The journey of a comic book master
By Colleen McNatt
It’s fitting that Robbie Robbins’ life vocation is in comics.
As a pre-teen around the age of 10 or 11, he remembered poring over the “Richie Rich” comic book series. While other readers devoured the mainstream superhero comics, Robbins’ tastes veered to the independent storylines and art styles. Wednesdays were always his favorite days when a new comic book was released and he could visit the store.
“I like the smaller stories,” Robbins explained about his preference for the underdog in this hyper-competitive world of comic book design and publishing.
He especially enjoys nurturing talent and connecting readers and fans to independent authors through crowdfunding platforms like Kickstarter. This month, the punk band Electric Frankenstein’s lyrics will come to comic book life – all 352 pages – through designs by more than 100 artists due to this collaborative business model.
Now, more than two decades later, the former Scripps Ranch resident is experiencing a sort of homecoming. As the comic book craze exploded in America and even locally through Comic-Con, Robbins is returning to his childhood values with a focus on the stories and artists that speak in a new voice to readers and fans.
In the late 1990s, Robbins was a communications and film graduate from Sacramento State University and traveled down the coast with a girlfriend to experience the San Diego lifestyle of weather and waves. His girlfriend didn’t commit to San Diego, but Robbins persevered by working at a handful of jobs, including bartending, before landing a role as a classified advertising representative for a community newspaper.
“I was horrible,” Robbins remembered of his work duties in the classified ad department.
He recalled he couldn’t sell anything, and coworkers felt sorry for him and gave him credit for ad sales so he wouldn’t get fired.
The computers in the design department caught his eye and Robbins stayed after work each night to learn how to design ads. One year later, Robbins became the art director at the newspaper group.
After his stint with newspapers, Robbins’ self-taught success and initiative led him to WildStorm, a comic book publisher, where he accepted a role in the production department, working the unglamorous swing shift.
There, he studied the nuances of lettering, which Robbins explains is the balloons and text found on each page of comic books that showcase the dialogue of the story. In the late 1990s, lettering was created by hand and on the computer. Robbins excelled as an “inker” and was approached by three like-minded coworkers – Ted Adams, Alex Garner and Kris Oprisko – about joining forces to start their own comic book company.
The business pitch was in his colleague’s living room. The deal involved each member contributing a $15,000 investment with an equal 25 percent share in the company. Robbins admitted he didn’t have the full amount, but he cobbled together the funds and tossed in his menagerie of computers and design software, and the deal was launched.
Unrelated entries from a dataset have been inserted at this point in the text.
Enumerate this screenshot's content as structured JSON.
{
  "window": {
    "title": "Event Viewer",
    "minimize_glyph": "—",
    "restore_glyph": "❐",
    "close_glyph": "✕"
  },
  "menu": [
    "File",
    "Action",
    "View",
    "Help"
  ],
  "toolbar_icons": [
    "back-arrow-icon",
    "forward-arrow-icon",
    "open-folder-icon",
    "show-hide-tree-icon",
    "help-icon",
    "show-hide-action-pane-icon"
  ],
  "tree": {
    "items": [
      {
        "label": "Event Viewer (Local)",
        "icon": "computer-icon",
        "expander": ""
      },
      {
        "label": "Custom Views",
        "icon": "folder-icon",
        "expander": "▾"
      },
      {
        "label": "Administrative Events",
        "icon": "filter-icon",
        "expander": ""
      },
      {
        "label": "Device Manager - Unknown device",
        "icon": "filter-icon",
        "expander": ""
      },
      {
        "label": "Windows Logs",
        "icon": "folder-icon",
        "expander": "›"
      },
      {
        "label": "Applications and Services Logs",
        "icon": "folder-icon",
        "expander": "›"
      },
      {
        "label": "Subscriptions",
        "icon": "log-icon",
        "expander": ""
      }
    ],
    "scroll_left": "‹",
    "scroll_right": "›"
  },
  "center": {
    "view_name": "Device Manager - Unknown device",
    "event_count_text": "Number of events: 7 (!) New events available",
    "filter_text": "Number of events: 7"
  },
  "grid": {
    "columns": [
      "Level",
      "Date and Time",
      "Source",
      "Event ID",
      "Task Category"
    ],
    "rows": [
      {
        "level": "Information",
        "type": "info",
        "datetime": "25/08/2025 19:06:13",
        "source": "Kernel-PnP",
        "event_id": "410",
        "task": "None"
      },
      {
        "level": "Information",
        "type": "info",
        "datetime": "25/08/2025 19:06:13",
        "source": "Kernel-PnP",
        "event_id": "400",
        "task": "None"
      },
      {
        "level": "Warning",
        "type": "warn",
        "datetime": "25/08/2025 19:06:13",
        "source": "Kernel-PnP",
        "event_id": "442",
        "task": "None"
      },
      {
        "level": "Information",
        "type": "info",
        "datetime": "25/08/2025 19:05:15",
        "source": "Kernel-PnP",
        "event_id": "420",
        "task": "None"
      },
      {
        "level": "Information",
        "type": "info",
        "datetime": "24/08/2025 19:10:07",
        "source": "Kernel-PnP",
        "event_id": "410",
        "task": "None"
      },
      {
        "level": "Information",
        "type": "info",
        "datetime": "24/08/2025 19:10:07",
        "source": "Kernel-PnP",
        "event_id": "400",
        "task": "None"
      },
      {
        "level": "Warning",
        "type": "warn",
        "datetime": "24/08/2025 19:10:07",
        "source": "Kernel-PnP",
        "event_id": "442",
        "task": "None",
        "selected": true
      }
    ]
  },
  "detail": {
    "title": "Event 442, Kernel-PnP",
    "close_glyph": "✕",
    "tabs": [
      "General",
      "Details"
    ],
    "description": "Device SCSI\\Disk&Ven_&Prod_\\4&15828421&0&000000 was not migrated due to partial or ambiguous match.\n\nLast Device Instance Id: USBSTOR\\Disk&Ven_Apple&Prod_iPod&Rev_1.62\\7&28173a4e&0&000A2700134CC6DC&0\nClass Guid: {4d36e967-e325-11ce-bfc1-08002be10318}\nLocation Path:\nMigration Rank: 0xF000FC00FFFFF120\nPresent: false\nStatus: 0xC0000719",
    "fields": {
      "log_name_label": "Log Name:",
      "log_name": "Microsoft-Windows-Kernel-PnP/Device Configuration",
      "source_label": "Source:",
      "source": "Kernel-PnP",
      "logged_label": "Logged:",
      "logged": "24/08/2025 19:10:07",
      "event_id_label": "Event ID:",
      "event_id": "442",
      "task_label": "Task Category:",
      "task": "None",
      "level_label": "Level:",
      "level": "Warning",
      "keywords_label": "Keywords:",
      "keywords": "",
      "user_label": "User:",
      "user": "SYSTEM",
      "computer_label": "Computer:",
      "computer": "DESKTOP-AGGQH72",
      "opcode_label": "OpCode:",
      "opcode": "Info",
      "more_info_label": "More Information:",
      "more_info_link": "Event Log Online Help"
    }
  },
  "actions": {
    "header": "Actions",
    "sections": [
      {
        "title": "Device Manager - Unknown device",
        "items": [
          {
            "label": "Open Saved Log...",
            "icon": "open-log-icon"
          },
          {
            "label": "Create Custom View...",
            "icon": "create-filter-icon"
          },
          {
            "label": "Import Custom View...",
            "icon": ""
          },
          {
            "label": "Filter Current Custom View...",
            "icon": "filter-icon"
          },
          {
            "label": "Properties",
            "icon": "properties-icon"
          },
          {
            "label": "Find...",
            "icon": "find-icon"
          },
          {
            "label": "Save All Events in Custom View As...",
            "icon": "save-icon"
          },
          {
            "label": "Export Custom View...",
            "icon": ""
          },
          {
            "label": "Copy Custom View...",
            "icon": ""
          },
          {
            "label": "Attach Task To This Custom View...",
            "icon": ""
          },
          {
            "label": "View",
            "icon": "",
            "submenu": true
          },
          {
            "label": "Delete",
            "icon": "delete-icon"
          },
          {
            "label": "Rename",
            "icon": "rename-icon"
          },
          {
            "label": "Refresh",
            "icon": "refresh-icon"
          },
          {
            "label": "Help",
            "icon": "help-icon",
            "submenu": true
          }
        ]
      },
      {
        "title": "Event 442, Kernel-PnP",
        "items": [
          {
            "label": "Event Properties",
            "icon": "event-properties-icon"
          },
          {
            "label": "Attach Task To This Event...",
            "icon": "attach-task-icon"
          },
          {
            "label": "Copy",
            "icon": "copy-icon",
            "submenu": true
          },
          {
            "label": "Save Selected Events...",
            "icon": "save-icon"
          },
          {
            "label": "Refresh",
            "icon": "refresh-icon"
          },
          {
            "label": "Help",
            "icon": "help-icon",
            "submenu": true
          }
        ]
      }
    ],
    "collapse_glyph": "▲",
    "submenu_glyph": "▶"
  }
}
Idea and Design Works, or IDW Publishing, was born on Robbins’ birthday in 1999. The homegrown San Diego company, once housed in a windowless closet space in Pacific Beach, is now a publicly traded powerhouse of comic books, graphic novels, art books and other entertainment media. Robbins left IDW to start the boutique comic book publishing house Clover Press with former IDW cofounder Adams in 2019. The timing of their first release collided with the same week of the COVID-19 shutdown in March 2020.
Compared to the volume of comic books released each month at IDW, often 40-60 books, Clover Press will issue only five, Robbins said. The “Great Gatsby #1” is set to release later this summer, offering comic book fans a new spin on the Roaring ’20s and introduce reluctant readers to a literary American classic. The broader comic book audience will continue to follow Marvel and DC and be entertained with the hugely successful movies, Robbins said. Clover Press will focus on the eclectic and independent projects with no intention to chase a larger release schedule.
“We’ve come full circle,” Robbins said of his return to creating new content and working with little-known stories and breakthrough comics.
For Robbins, that Wednesday feeling is back again.